Obviously, recounting this story to others is not without its unpleasantness. If asked for an explanation of my upbringing, I can quite easily go on autopilot and simply state that my parents were young…my grandparents stepped in.
But that’s not the real truth, and it doesn’t convey the extent of the drama that unfolded because of this arrangement. It lets the person who asked me this question off the hook – it gives them a sanitary, palatable explanation for what was an ugly and sometimes heartbreaking experience.
But instead of going into all of that just yet, I thought I would post my (un)favourite comments about my upbringing that I have had the pleasure of fielding over the years which have been intrusive and unnecessary. And because I never wanted to make anyone feel uncomfortable, I never responded with That’s none of your fucking business. Instead I just smiled, and joked, and gritted my teeth while I faced the following:
Do you miss your parents?
Ugh. How could I miss something I never had? Do you miss intelligent social interraction? Probably not.
This question is so ridiculous I often feel a twinge of superiority whilst hearing it, because it clearly means I am more intelligent than the person in front of me. I usually start to speak a little slower and gently explain that my grandparents raising me is all I’ve ever known, so really they’re my parents.

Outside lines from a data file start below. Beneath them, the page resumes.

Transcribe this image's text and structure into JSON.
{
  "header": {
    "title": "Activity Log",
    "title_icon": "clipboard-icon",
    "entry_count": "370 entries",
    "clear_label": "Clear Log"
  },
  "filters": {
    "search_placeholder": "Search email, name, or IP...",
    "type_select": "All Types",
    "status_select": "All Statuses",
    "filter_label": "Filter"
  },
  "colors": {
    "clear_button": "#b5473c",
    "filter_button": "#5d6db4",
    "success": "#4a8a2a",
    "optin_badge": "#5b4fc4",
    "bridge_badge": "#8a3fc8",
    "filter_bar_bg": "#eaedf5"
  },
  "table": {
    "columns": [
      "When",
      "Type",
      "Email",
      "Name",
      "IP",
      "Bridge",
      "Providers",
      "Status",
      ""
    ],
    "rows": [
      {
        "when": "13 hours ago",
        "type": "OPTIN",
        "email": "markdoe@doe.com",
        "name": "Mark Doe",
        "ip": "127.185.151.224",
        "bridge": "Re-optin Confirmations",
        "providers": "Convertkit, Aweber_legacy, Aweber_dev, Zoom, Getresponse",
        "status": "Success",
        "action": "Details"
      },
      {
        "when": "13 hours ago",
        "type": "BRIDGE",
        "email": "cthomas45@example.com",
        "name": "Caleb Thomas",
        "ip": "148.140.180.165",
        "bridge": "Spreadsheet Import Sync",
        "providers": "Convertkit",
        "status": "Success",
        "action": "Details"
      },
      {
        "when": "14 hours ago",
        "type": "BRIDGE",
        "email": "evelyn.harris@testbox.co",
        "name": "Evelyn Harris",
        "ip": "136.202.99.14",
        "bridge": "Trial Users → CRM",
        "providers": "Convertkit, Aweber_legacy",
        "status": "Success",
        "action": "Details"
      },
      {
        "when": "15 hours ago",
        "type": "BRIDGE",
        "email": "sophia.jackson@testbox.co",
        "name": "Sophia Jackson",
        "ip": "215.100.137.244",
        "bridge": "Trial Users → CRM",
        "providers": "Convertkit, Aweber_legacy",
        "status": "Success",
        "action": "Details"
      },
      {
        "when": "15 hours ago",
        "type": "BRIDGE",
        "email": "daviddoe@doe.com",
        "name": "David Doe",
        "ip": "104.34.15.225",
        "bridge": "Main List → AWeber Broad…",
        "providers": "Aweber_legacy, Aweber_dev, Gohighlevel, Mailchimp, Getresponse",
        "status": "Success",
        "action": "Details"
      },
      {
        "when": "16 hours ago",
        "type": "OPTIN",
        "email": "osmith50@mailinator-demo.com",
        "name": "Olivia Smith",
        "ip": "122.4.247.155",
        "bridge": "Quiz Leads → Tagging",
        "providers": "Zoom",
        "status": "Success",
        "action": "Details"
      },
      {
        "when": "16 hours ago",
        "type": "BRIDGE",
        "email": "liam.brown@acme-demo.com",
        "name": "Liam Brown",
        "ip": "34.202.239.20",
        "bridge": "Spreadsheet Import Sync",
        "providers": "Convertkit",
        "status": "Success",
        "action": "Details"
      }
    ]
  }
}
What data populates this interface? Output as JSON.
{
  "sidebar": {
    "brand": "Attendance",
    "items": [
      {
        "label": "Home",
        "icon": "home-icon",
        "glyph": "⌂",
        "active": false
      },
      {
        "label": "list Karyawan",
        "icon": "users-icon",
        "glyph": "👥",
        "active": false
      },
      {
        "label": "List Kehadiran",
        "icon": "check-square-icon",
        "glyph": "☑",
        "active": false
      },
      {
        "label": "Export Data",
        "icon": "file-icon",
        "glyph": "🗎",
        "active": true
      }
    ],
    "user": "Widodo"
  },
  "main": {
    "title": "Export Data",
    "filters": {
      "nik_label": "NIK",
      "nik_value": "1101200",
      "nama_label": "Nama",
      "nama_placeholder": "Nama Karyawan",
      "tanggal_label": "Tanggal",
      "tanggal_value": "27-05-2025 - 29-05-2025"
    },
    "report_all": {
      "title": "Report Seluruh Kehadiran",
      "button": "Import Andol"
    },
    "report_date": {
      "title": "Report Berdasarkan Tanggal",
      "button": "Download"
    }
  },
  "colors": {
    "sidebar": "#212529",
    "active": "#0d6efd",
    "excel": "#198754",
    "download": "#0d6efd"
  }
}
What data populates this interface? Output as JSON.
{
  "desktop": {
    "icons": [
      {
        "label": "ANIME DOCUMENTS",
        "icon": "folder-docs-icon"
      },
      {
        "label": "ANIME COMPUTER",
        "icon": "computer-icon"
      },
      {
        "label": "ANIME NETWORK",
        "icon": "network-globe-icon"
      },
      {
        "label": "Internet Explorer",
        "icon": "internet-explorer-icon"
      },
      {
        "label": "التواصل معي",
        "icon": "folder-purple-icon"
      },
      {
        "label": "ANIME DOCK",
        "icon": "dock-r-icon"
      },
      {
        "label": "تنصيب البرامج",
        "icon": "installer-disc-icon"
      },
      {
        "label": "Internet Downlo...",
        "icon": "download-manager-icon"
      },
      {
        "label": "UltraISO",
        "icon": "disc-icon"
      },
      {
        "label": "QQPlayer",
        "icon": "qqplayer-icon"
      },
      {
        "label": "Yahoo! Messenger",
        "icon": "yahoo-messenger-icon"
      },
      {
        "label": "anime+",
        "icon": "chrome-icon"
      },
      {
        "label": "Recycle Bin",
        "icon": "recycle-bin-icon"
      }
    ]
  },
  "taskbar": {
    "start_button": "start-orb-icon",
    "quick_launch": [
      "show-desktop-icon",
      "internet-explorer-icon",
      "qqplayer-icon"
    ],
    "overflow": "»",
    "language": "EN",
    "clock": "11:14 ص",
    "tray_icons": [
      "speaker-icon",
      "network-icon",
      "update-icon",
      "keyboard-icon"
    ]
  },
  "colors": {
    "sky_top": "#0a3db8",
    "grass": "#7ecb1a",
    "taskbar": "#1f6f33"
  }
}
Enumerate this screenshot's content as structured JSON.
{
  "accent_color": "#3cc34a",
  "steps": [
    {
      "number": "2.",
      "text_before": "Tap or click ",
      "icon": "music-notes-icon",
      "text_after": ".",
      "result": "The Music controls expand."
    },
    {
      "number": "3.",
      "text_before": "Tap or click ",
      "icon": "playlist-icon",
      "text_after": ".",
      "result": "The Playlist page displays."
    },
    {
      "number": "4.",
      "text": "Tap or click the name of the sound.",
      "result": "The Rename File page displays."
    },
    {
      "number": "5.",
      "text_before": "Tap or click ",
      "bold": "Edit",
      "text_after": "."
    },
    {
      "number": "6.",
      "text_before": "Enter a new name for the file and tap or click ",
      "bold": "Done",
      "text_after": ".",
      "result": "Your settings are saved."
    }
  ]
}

Sometimes the penny drops for a few puzzled souls, but usually I just received an awkward frown and a “poor you” face from the question-asker. Thanks for that.